The said article on the study of the migration process of the motivation and push factors for migration and analysis of the human rights of the people, the cause of the migration of one state party can be the cause of human rights as the citizens of the country who make the behavior as a decision and on the other hand, it is very important for the migrants. There are many contributing factors to migration, including economic, political, socio-political, human rights factors, natural, health-related, cultural and educational factors. States where the level of social and economic life is low, human rights are not protected, the citizen has no income, there are small and unpromising opportunities for employment, due to which the unstable political environment loses a large part of citizens over time, therefore migration can be due to both labor and family factors.


The article also discusses the facts of migration and the directions caused by political factors and coldblooded confrontations in the past, the First and Second World Wars led to the largest-scale migrations and changes in residential location.

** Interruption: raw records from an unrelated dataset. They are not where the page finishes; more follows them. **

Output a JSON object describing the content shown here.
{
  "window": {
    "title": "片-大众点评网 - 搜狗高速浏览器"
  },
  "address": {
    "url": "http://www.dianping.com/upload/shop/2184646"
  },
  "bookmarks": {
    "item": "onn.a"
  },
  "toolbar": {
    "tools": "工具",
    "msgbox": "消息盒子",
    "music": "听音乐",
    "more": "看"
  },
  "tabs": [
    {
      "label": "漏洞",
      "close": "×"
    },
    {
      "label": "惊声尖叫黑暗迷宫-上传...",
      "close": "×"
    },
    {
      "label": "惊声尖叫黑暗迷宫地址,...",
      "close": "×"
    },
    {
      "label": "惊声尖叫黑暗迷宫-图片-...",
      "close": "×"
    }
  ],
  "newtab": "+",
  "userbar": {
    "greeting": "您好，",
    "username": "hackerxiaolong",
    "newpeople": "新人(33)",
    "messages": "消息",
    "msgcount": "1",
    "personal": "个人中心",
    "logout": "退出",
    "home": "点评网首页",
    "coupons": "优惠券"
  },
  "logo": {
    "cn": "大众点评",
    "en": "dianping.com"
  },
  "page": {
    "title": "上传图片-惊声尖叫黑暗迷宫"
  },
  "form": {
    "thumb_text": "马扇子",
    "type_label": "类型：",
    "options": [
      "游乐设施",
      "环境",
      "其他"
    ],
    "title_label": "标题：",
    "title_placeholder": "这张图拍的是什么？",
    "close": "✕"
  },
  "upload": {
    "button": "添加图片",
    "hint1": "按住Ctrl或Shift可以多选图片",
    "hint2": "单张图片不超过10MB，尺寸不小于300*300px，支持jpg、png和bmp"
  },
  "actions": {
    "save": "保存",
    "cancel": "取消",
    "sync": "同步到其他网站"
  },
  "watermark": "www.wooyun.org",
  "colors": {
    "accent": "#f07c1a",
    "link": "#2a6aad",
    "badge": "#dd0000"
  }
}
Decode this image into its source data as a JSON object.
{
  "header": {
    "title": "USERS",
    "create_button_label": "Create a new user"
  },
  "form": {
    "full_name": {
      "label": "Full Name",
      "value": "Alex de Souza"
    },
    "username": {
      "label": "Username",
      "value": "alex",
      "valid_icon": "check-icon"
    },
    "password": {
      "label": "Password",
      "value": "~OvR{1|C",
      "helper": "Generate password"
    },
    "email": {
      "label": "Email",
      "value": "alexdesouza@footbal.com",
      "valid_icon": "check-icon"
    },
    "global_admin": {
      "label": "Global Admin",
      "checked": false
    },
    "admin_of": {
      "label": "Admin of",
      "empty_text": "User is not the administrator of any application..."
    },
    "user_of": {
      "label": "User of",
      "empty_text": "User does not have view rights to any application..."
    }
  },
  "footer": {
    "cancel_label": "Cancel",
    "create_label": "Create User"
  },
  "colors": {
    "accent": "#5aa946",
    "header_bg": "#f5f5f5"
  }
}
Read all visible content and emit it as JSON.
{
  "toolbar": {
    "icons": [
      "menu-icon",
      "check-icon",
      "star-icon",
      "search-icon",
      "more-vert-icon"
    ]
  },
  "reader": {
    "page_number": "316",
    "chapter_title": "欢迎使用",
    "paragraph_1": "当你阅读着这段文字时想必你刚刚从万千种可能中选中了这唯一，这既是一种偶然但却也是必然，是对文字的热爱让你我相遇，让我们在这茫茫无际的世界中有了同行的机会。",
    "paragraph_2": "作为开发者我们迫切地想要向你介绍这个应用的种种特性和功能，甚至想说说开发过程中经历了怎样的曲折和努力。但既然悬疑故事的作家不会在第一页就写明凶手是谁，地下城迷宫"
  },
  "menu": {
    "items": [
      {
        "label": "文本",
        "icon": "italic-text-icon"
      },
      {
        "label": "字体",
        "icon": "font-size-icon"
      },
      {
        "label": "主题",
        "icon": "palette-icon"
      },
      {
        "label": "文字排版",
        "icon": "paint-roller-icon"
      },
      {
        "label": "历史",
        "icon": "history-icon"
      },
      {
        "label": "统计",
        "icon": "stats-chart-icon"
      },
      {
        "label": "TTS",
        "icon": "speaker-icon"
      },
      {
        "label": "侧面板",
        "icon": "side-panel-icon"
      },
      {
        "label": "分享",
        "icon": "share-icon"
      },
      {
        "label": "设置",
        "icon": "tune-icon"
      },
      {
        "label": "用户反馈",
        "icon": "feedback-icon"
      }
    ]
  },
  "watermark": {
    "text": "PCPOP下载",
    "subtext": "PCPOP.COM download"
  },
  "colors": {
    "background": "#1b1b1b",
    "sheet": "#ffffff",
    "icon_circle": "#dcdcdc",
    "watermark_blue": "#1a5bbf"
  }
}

Also important is the structure and nature of migration, which can be shaped by the causes of violence and war. In international migration, human rights are particularly relevant and important, systemic or legal problems before leaving the country, and the attitudes of migrants towards them in the receiving state, are their rights fully protected?


The important research results in the article are:


  • Migration has acquired its character based on historical facts from the past, for example population migration is frequent from East Africa to North Africa, from East Africa to Europe, as well as population migration from Islamic states to Europe due to the insecurity of the population, especially women’s rights, with the motive of providing physical protection and security.


  • The desire to get an education and simply to travel remains a contributing factor to migration among young people.


  • The factors causing migration in international migration remain: the right to life, the right to personal freedom, the right to religious freedom, freedom of movement and movement, freedom of speech, the right to physical security.


Key words: migration, challenge, human, right.


In modern day countries, including Georgia, the issue of migration poses an important challenge, the legal regulation of which depends on both state bodies and courts. The 1951 Convention “Relating to the Status of Refugees” is one of the mechanisms for realizing fundamental human rights and freedoms provided by the Universal Declaration of Human Rights. An asylum-seeker who enters Georgia for the purpose of obtaining refugee/humanitarian status has certain rights and obligations, on the basis of which the status is either granted or denied. The issue of granting refugee/humanitarian status may include different (political, religious, etc.) grounds. Ultimately, the primary link that determines the legal status of an asylum seeker is the court. It carries out procedural actions in a way that does not violate both the interests of the state and the rights of the asylum seeker.


Taking into consideration the aspects of administrative proceedings, the court is not limited both in terms of examining the evidence presented by the parties, as well as in regards to its own initiative to investigate the scope of a person’s claim and make a decision. It is also important that the court’s selfinitiative includes not only a formally established standard, but also the ability, if necessary, to request evidence at its own discretion in order to establish the objective truth in the case. However, on certain matters, depending on the specific nature of the case, the court’s ability may be limited. Finally, taking into account the distribution of functions of the court and the administrative body, there is a limit on the basis of which it is possible to achieve an absolute result in the aspect of protecting the rights of the asylum seeker.


Key words: asylum seeker, court, refugee/humanitarian status, self-initiative.